Friedman-Sheard is type-free Compositional Truth, with two inference rules for truth
3. Truth / G. Axiomatic Truth / 3. KF Truth Axioms
The KF is much stronger deductively that FS, which relies on classical truth
The KF theory is useful, but it is not a theory containing its own truth predicate
Kripke-Feferman theory KF axiomatises Kripke fixed-points, with Strong Kleene logic with gluts
3. Truth / H. Deflationary Truth / 2. Deflationary Truth
Deflationism says truth is a disquotation device to express generalisations, adding no new knowledge
Deflationists say truth merely serves to express infinite conjunctions
Deflationists say truth is just for expressing infinite conjunctions or generalisations
Some say deflationism is axioms which are conservative over the base theory
The main problem for deflationists is they can express generalisations, but not prove them
Compositional Truth CT proves generalisations, so is preferred in discussions of deflationism
4. Formal Logic / E. Nonclassical Logics / 3. Many-Valued Logic
In Strong Kleene logic a disjunction just needs one disjunct to be true
In Weak Kleene logic there are 'gaps', neither true nor false if one component lacks a truth value
4. Formal Logic / F. Set Theory ST / 1. Set Theory
To prove the consistency of set theory, we must go beyond set theory

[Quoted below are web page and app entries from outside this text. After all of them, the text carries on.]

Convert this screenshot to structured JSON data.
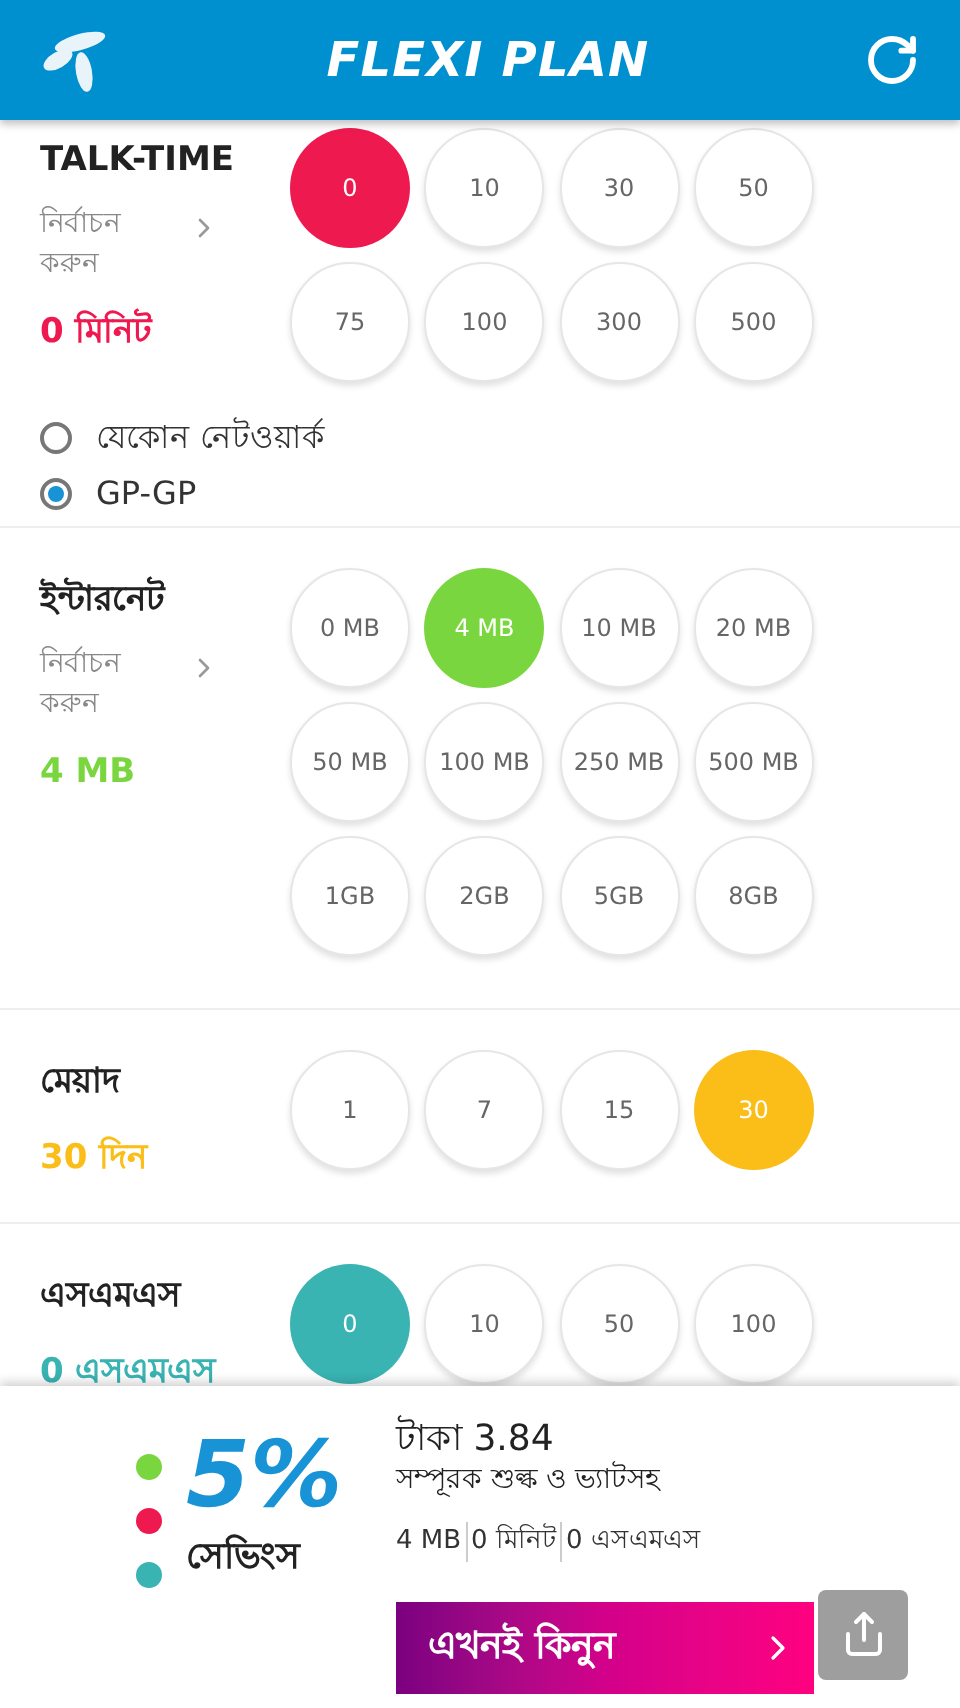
{
  "header": {
    "title": "FLEXI PLAN"
  },
  "sections": [
    {
      "title": "TALK-TIME",
      "select_label": "নির্বাচন করুন",
      "value": "0 মিনিট",
      "color": "#ee1a4f",
      "options": [
        {
          "label": "0",
          "selected": true
        },
        {
          "label": "10",
          "selected": false
        },
        {
          "label": "30",
          "selected": false
        },
        {
          "label": "50",
          "selected": false
        },
        {
          "label": "75",
          "selected": false
        },
        {
          "label": "100",
          "selected": false
        },
        {
          "label": "300",
          "selected": false
        },
        {
          "label": "500",
          "selected": false
        }
      ],
      "networks": [
        {
          "label": "যেকোন নেটওয়ার্ক",
          "selected": false
        },
        {
          "label": "GP-GP",
          "selected": true
        }
      ]
    },
    {
      "title": "ইন্টারনেট",
      "select_label": "নির্বাচন করুন",
      "value": "4 MB",
      "color": "#7ad63f",
      "options": [
        {
          "label": "0 MB",
          "selected": false
        },
        {
          "label": "4 MB",
          "selected": true
        },
        {
          "label": "10 MB",
          "selected": false
        },
        {
          "label": "20 MB",
          "selected": false
        },
        {
          "label": "50 MB",
          "selected": false
        },
        {
          "label": "100 MB",
          "selected": false
        },
        {
          "label": "250 MB",
          "selected": false
        },
        {
          "label": "500 MB",
          "selected": false
        },
        {
          "label": "1GB",
          "selected": false
        },
        {
          "label": "2GB",
          "selected": false
        },
        {
          "label": "5GB",
          "selected": false
        },
        {
          "label": "8GB",
          "selected": false
        }
      ]
    },
    {
      "title": "মেয়াদ",
      "value": "30 দিন",
      "color": "#fbbd17",
      "options": [
        {
          "label": "1",
          "selected": false
        },
        {
          "label": "7",
          "selected": false
        },
        {
          "label": "15",
          "selected": false
        },
        {
          "label": "30",
          "selected": true
        }
      ]
    },
    {
      "title": "এসএমএস",
      "value": "0 এসএমএস",
      "color": "#3ab3b3",
      "options": [
        {
          "label": "0",
          "selected": true
        },
        {
          "label": "10",
          "selected": false
        },
        {
          "label": "50",
          "selected": false
        },
        {
          "label": "100",
          "selected": false
        }
      ]
    }
  ],
  "summary": {
    "dots": [
      {
        "color": "#7ad63f"
      },
      {
        "color": "#ee1a4f"
      },
      {
        "color": "#3ab3b3"
      }
    ],
    "savings_percent": "5%",
    "savings_label": "সেভিংস",
    "price": "টাকা 3.84",
    "price_note": "সম্পূরক শুল্ক ও ভ্যাটসহ",
    "items": [
      "4 MB",
      "0 মিনিট",
      "0 এসএমএস"
    ],
    "buy_label": "এখনই কিনুন"
  }
}
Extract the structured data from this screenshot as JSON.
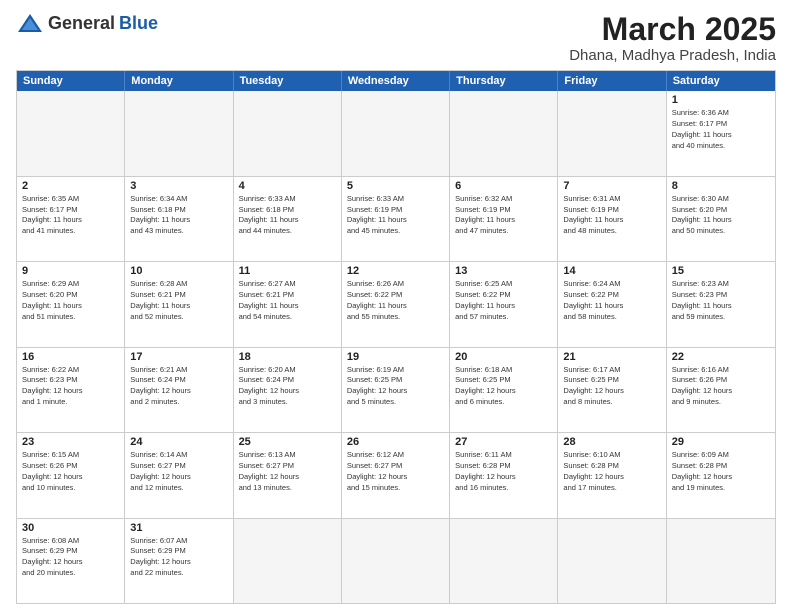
{
  "logo": {
    "general": "General",
    "blue": "Blue"
  },
  "title": "March 2025",
  "location": "Dhana, Madhya Pradesh, India",
  "headers": [
    "Sunday",
    "Monday",
    "Tuesday",
    "Wednesday",
    "Thursday",
    "Friday",
    "Saturday"
  ],
  "weeks": [
    [
      {
        "day": "",
        "info": ""
      },
      {
        "day": "",
        "info": ""
      },
      {
        "day": "",
        "info": ""
      },
      {
        "day": "",
        "info": ""
      },
      {
        "day": "",
        "info": ""
      },
      {
        "day": "",
        "info": ""
      },
      {
        "day": "1",
        "info": "Sunrise: 6:36 AM\nSunset: 6:17 PM\nDaylight: 11 hours\nand 40 minutes."
      }
    ],
    [
      {
        "day": "2",
        "info": "Sunrise: 6:35 AM\nSunset: 6:17 PM\nDaylight: 11 hours\nand 41 minutes."
      },
      {
        "day": "3",
        "info": "Sunrise: 6:34 AM\nSunset: 6:18 PM\nDaylight: 11 hours\nand 43 minutes."
      },
      {
        "day": "4",
        "info": "Sunrise: 6:33 AM\nSunset: 6:18 PM\nDaylight: 11 hours\nand 44 minutes."
      },
      {
        "day": "5",
        "info": "Sunrise: 6:33 AM\nSunset: 6:19 PM\nDaylight: 11 hours\nand 45 minutes."
      },
      {
        "day": "6",
        "info": "Sunrise: 6:32 AM\nSunset: 6:19 PM\nDaylight: 11 hours\nand 47 minutes."
      },
      {
        "day": "7",
        "info": "Sunrise: 6:31 AM\nSunset: 6:19 PM\nDaylight: 11 hours\nand 48 minutes."
      },
      {
        "day": "8",
        "info": "Sunrise: 6:30 AM\nSunset: 6:20 PM\nDaylight: 11 hours\nand 50 minutes."
      }
    ],
    [
      {
        "day": "9",
        "info": "Sunrise: 6:29 AM\nSunset: 6:20 PM\nDaylight: 11 hours\nand 51 minutes."
      },
      {
        "day": "10",
        "info": "Sunrise: 6:28 AM\nSunset: 6:21 PM\nDaylight: 11 hours\nand 52 minutes."
      },
      {
        "day": "11",
        "info": "Sunrise: 6:27 AM\nSunset: 6:21 PM\nDaylight: 11 hours\nand 54 minutes."
      },
      {
        "day": "12",
        "info": "Sunrise: 6:26 AM\nSunset: 6:22 PM\nDaylight: 11 hours\nand 55 minutes."
      },
      {
        "day": "13",
        "info": "Sunrise: 6:25 AM\nSunset: 6:22 PM\nDaylight: 11 hours\nand 57 minutes."
      },
      {
        "day": "14",
        "info": "Sunrise: 6:24 AM\nSunset: 6:22 PM\nDaylight: 11 hours\nand 58 minutes."
      },
      {
        "day": "15",
        "info": "Sunrise: 6:23 AM\nSunset: 6:23 PM\nDaylight: 11 hours\nand 59 minutes."
      }
    ],
    [
      {
        "day": "16",
        "info": "Sunrise: 6:22 AM\nSunset: 6:23 PM\nDaylight: 12 hours\nand 1 minute."
      },
      {
        "day": "17",
        "info": "Sunrise: 6:21 AM\nSunset: 6:24 PM\nDaylight: 12 hours\nand 2 minutes."
      },
      {
        "day": "18",
        "info": "Sunrise: 6:20 AM\nSunset: 6:24 PM\nDaylight: 12 hours\nand 3 minutes."
      },
      {
        "day": "19",
        "info": "Sunrise: 6:19 AM\nSunset: 6:25 PM\nDaylight: 12 hours\nand 5 minutes."
      },
      {
        "day": "20",
        "info": "Sunrise: 6:18 AM\nSunset: 6:25 PM\nDaylight: 12 hours\nand 6 minutes."
      },
      {
        "day": "21",
        "info": "Sunrise: 6:17 AM\nSunset: 6:25 PM\nDaylight: 12 hours\nand 8 minutes."
      },
      {
        "day": "22",
        "info": "Sunrise: 6:16 AM\nSunset: 6:26 PM\nDaylight: 12 hours\nand 9 minutes."
      }
    ],
    [
      {
        "day": "23",
        "info": "Sunrise: 6:15 AM\nSunset: 6:26 PM\nDaylight: 12 hours\nand 10 minutes."
      },
      {
        "day": "24",
        "info": "Sunrise: 6:14 AM\nSunset: 6:27 PM\nDaylight: 12 hours\nand 12 minutes."
      },
      {
        "day": "25",
        "info": "Sunrise: 6:13 AM\nSunset: 6:27 PM\nDaylight: 12 hours\nand 13 minutes."
      },
      {
        "day": "26",
        "info": "Sunrise: 6:12 AM\nSunset: 6:27 PM\nDaylight: 12 hours\nand 15 minutes."
      },
      {
        "day": "27",
        "info": "Sunrise: 6:11 AM\nSunset: 6:28 PM\nDaylight: 12 hours\nand 16 minutes."
      },
      {
        "day": "28",
        "info": "Sunrise: 6:10 AM\nSunset: 6:28 PM\nDaylight: 12 hours\nand 17 minutes."
      },
      {
        "day": "29",
        "info": "Sunrise: 6:09 AM\nSunset: 6:28 PM\nDaylight: 12 hours\nand 19 minutes."
      }
    ],
    [
      {
        "day": "30",
        "info": "Sunrise: 6:08 AM\nSunset: 6:29 PM\nDaylight: 12 hours\nand 20 minutes."
      },
      {
        "day": "31",
        "info": "Sunrise: 6:07 AM\nSunset: 6:29 PM\nDaylight: 12 hours\nand 22 minutes."
      },
      {
        "day": "",
        "info": ""
      },
      {
        "day": "",
        "info": ""
      },
      {
        "day": "",
        "info": ""
      },
      {
        "day": "",
        "info": ""
      },
      {
        "day": "",
        "info": ""
      }
    ]
  ]
}
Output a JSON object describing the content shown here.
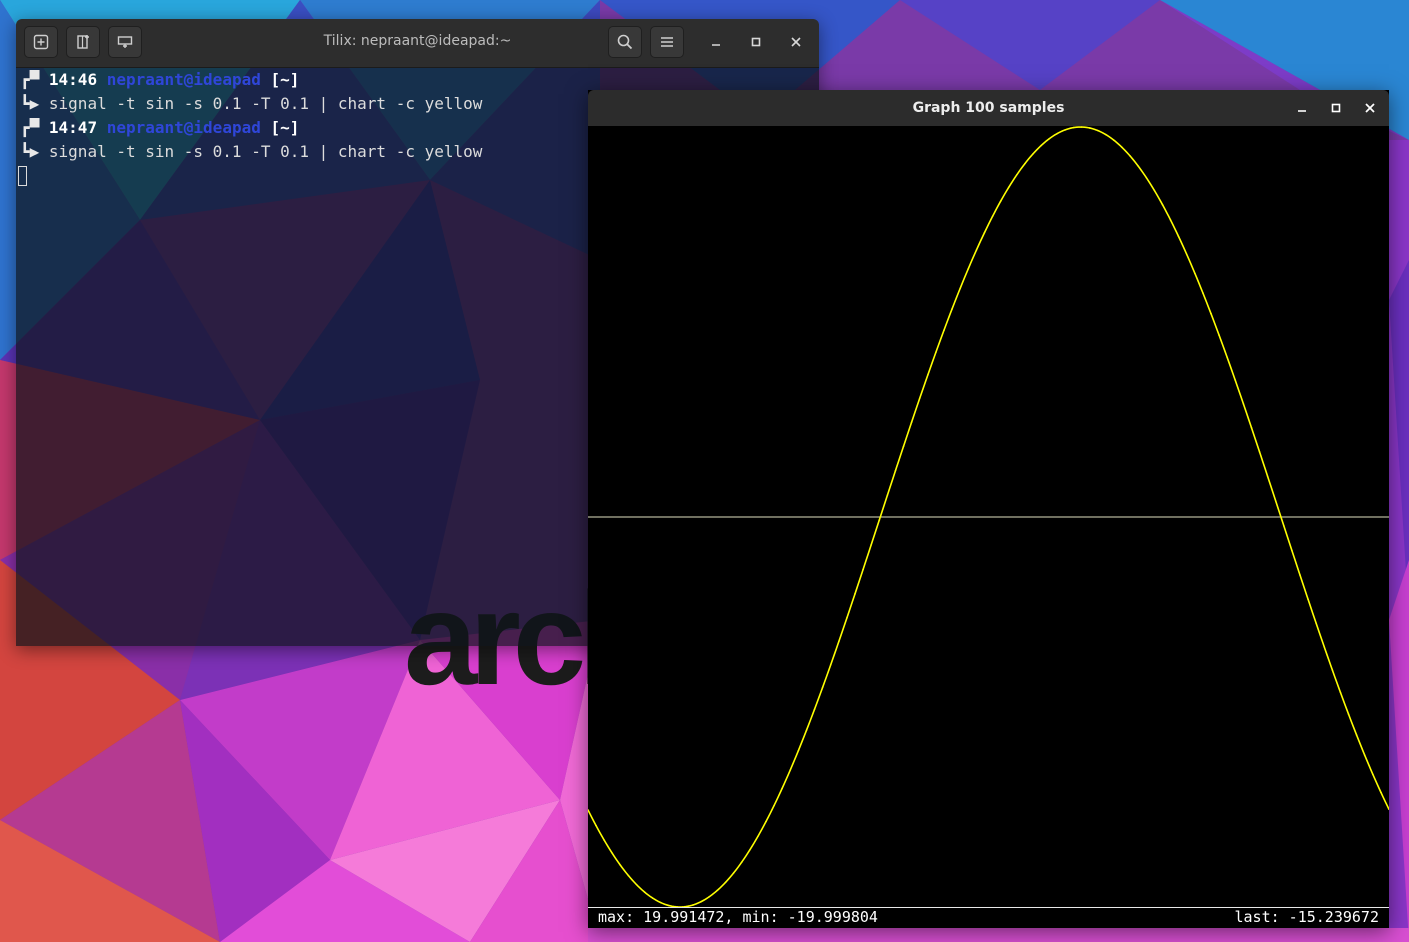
{
  "wallpaper": {
    "logo_text": "arch",
    "colors": [
      "#1fa3d9",
      "#2d6fd0",
      "#6a38c6",
      "#9a2ec0",
      "#e83fd6",
      "#f25ccf",
      "#c43a6e",
      "#f0604a"
    ]
  },
  "terminal": {
    "title": "Tilix: nepraant@ideapad:~",
    "toolbar": {
      "add_terminal_icon": "add-terminal-icon",
      "split_icon": "split-terminal-icon",
      "session_icon": "session-icon",
      "search_icon": "search-icon",
      "menu_icon": "hamburger-menu-icon"
    },
    "lines": [
      {
        "kind": "prompt",
        "glyph": "┏▀",
        "time": "14:46",
        "userhost": "nepraant@ideapad",
        "cwd": "[~]"
      },
      {
        "kind": "command",
        "glyph": "┗▶",
        "text": "signal -t sin -s 0.1 -T 0.1 | chart -c yellow"
      },
      {
        "kind": "prompt",
        "glyph": "┏▀",
        "time": "14:47",
        "userhost": "nepraant@ideapad",
        "cwd": "[~]"
      },
      {
        "kind": "command",
        "glyph": "┗▶",
        "text": "signal -t sin -s 0.1 -T 0.1 | chart -c yellow"
      }
    ]
  },
  "graph_window": {
    "title": "Graph 100 samples",
    "status": {
      "left": "max: 19.991472, min: -19.999804",
      "right": "last: -15.239672"
    }
  },
  "chart_data": {
    "type": "line",
    "color": "#ffff00",
    "axis_color": "#e0e0c0",
    "samples": 100,
    "ylim": [
      -20,
      20
    ],
    "series": [
      {
        "function": "20*sin(2*pi*0.34*(t - 0.138))",
        "t_range": [
          0,
          1
        ],
        "points": 100
      }
    ],
    "max": 19.991472,
    "min": -19.999804,
    "last": -15.239672
  }
}
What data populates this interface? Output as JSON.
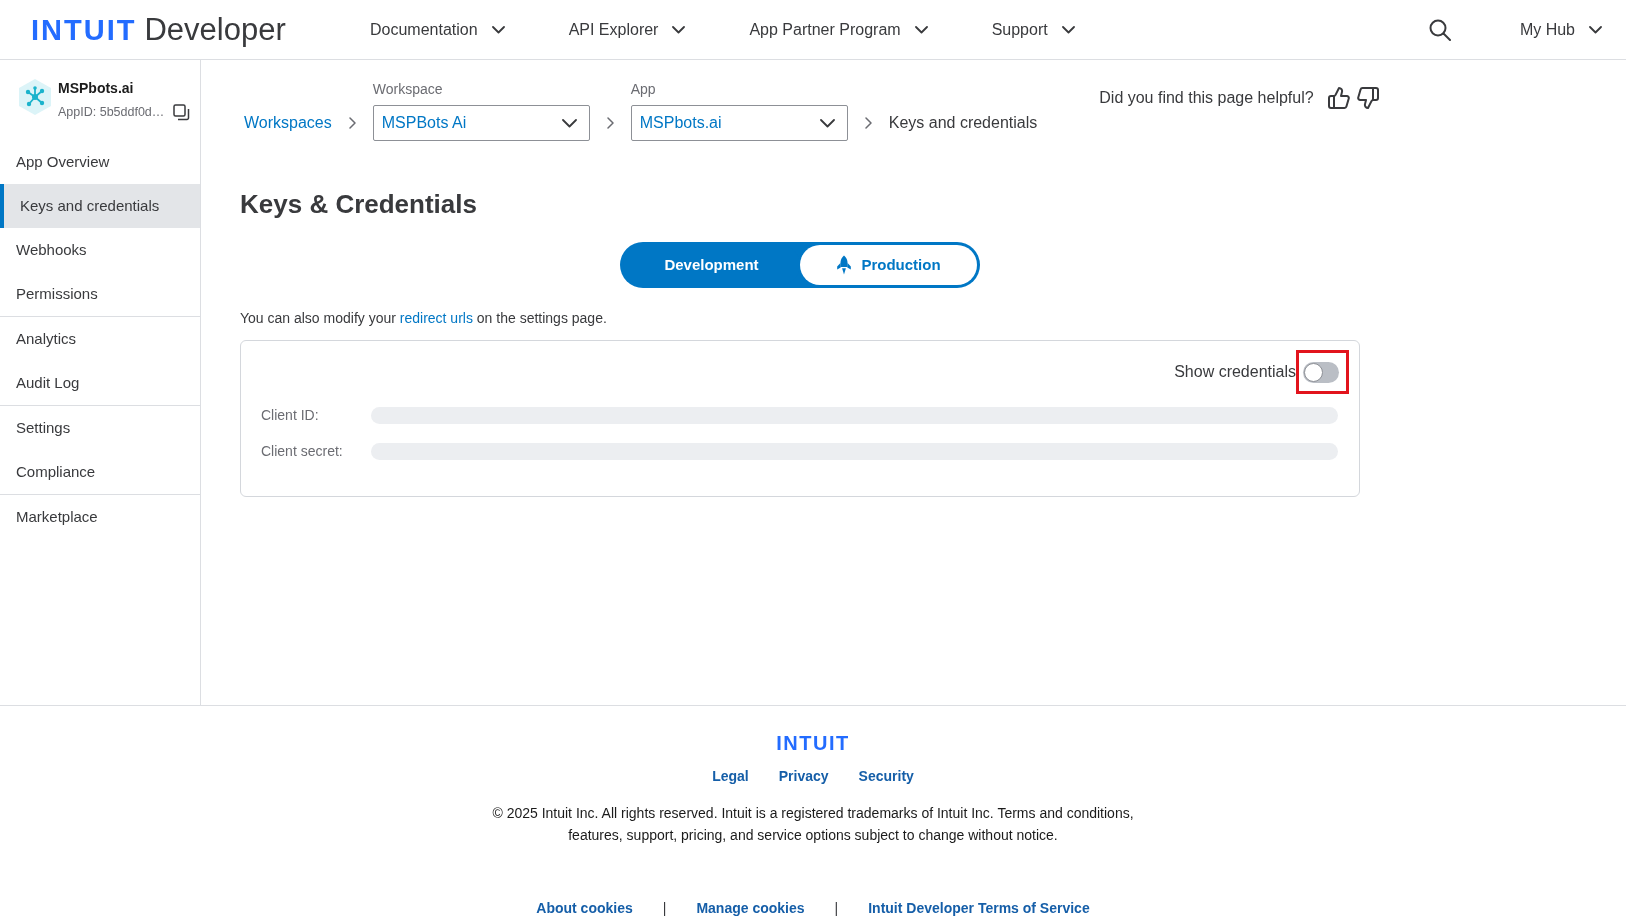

Every attempt at formal rigour uses some set theory
5. Theory of Logic / A. Overview of Logic / 6. Classical Logic
The underestimated costs of giving up classical logic are found in mathematical reasoning
5. Theory of Logic / C. Ontology of Logic / 1. Ontology of Logic
We can use truth instead of ontologically loaded second-order comprehension assumptions about properties
5. Theory of Logic / E. Structures of Logic / 7. Predicates in Logic
Instead of saying x has a property, we can say a formula is true of x - as long as we have 'true'
5. Theory of Logic / E. Structures of Logic / 8. Theories in Logic
A theory is some formulae and all of their consequences
5. Theory of Logic / J. Model Theory in Logic / 1. Logical Models
The object language/ metalanguage distinction is the basis of model theory
5. Theory of Logic / K. Features of Logics / 3. Soundness
Normally we only endorse a theory if we believe it to be sound
You cannot just say all of Peano arithmetic is true, as 'true' isn't part of the system
Soundness must involve truth; the soundness of PA certainly needs it
5. Theory of Logic / L. Paradox / 1. Paradox
Many new paradoxes may await us when we study interactions between frameworks
5. Theory of Logic / L. Paradox / 6. Paradoxes in Language / a. The Liar paradox
The liar paradox applies truth to a negated truth (but the conditional will serve equally)
6. Mathematics / B. Foundations for Mathematics / 3. Axioms for Number / d. Peano arithmetic
The compactness theorem can prove nonstandard models of PA
The global reflection principle seems to express the soundness of Peano Arithmetic
6. Mathematics / B. Foundations for Mathematics / 3. Axioms for Number / g. Incompleteness of Arithmetic
We can add Reflexion Principles to Peano Arithmetic, which assert its consistency or soundness
6. Mathematics / B. Foundations for Mathematics / 5. Mathematics as Set Theory / a. Mathematics is set theory
To reduce PA to ZF, we represent the non-negative integers with von Neumann ordinals
6. Mathematics / C. Sources of Mathematics / 6. Logicism / b. Type theory
Set theory was liberated early from types, and recently truth-theories are exploring type-free
7. Existence / C. Structure of Existence / 2. Reduction
That Peano arithmetic is interpretable in ZF set theory is taken by philosophers as a reduction
10. Modality / A. Necessity / 2. Nature of Necessity
Maybe necessity is a predicate, not the usual operator, to make it more like truth
19. Language / E. Propositions / 4. Support for Propositions
We need propositions to ascribe the same beliefs to people with different languages